(Collected data entries)
§

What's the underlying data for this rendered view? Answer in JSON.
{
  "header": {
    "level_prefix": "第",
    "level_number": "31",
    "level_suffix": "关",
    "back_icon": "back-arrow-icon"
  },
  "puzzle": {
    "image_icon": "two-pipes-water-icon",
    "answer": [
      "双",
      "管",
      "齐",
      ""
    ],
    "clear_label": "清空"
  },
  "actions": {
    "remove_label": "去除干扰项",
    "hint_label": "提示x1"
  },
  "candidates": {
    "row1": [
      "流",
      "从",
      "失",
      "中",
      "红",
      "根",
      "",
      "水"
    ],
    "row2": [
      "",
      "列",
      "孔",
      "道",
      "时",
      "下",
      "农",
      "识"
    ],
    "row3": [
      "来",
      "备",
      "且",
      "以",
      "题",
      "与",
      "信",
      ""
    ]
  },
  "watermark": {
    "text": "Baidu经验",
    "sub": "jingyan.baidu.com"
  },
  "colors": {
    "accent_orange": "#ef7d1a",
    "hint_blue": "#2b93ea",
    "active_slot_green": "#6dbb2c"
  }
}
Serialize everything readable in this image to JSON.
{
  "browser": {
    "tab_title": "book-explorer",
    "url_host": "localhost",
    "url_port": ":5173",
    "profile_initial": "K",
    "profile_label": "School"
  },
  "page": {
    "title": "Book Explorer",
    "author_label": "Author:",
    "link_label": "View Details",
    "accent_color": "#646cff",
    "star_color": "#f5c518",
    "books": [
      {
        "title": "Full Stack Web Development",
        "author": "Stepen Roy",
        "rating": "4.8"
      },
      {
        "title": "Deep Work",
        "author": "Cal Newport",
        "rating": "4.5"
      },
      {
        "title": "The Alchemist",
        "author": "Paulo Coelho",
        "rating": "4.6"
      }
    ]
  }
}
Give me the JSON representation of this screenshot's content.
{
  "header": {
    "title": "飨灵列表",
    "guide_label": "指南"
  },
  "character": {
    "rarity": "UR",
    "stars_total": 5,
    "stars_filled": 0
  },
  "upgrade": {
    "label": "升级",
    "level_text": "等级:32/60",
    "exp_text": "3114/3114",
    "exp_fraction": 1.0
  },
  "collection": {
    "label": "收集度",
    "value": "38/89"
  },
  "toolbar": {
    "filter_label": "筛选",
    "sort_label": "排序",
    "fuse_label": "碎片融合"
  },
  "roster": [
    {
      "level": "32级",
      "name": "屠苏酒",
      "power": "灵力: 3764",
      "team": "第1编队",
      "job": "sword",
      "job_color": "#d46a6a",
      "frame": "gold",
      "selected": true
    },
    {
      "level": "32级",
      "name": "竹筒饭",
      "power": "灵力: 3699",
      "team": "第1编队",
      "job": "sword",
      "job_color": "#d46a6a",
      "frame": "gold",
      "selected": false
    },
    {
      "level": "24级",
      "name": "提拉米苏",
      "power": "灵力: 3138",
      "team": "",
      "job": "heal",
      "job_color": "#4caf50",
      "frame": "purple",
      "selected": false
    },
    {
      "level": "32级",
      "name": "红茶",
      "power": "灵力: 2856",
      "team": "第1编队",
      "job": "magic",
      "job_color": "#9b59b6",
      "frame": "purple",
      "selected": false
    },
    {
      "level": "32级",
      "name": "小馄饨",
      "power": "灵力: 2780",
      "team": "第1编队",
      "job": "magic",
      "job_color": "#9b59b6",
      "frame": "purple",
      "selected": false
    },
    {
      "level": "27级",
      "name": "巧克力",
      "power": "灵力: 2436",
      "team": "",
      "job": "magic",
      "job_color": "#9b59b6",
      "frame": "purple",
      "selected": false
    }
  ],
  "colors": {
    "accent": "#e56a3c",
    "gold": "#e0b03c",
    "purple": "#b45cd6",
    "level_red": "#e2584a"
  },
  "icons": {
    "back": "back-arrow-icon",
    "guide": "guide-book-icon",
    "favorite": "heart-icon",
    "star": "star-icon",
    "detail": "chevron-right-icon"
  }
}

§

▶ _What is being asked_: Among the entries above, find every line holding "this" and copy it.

▶ _Expected answer_:
What's the underlying data for this rendered view? Answer in JSON.
Serialize everything readable in this image to JSON.
Give me the JSON representation of this screenshot's content.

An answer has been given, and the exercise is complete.